|US20140110144 *||Oct 11, 2013||Apr 24, 2014||Hubbell Incorporated||Collapsible in-use cover|
|USRE41661||Apr 10, 2006||Sep 14, 2010||Thomas & Betts International, Inc.||Electrical box assembly|
|EP0527560A1 *||Jul 16, 1992||Feb 17, 1993||Intermatic Inc.||Outdoor electrical outlet cover|
|WO2003043139A2 *||Nov 8, 2002||May 22, 2003||Gates Clark H Ii||Electrical box with recessed faceplate|
|U.S. Classification||174/67, 174/53|
|International Classification||H02G3/08, H01R13/52|
|Cooperative Classification||H01R24/76, H01R2103/00, H02G3/088, H01R13/5213|
|European Classification||H01R13/52H, H02G3/08D|
|Jul 29, 1994||FPAY||Fee payment|
Year of fee payment: 4
|Sep 6, 1994||REMI||Maintenance fee reminder mailed|
|Aug 25, 1998||REMI||Maintenance fee reminder mailed|
|Jan 31, 1999||LAPS||Lapse for failure to pay maintenance fees|

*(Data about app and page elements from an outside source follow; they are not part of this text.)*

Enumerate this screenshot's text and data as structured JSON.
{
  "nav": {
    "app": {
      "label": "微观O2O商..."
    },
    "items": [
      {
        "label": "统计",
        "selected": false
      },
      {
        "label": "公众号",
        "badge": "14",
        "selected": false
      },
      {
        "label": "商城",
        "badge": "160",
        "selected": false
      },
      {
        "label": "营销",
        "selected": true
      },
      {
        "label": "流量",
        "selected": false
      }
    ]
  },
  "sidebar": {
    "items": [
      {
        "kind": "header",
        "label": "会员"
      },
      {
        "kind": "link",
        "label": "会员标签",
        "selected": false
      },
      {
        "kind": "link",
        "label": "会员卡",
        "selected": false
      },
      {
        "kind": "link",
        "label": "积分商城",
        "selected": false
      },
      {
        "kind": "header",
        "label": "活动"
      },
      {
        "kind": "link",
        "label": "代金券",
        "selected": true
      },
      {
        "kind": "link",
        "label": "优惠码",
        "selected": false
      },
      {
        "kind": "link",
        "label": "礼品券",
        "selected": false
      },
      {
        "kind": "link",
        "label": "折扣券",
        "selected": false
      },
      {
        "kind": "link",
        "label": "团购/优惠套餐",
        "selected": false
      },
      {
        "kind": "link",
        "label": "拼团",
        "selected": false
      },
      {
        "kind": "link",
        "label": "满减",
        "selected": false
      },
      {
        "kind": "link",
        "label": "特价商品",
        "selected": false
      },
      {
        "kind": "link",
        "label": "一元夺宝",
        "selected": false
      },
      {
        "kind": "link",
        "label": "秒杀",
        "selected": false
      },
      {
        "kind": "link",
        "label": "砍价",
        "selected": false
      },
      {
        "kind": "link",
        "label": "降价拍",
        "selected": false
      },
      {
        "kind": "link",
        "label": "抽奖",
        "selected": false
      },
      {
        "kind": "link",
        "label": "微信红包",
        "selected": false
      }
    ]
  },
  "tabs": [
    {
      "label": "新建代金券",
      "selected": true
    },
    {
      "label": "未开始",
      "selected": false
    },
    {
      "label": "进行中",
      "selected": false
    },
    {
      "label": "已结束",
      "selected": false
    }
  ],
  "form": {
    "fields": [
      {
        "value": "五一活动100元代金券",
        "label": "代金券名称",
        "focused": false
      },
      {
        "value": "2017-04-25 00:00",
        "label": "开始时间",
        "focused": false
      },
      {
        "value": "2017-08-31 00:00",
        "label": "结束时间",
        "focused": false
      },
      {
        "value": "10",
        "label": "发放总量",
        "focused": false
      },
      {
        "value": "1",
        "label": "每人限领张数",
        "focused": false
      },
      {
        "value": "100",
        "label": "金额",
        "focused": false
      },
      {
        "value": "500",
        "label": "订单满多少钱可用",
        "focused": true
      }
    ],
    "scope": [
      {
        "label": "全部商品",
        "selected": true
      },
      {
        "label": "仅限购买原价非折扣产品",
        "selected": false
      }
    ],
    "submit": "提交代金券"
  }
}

|Apr 13, 1999||FP||Expired due to failure to pay maintenance fee|
Effective date: 19990129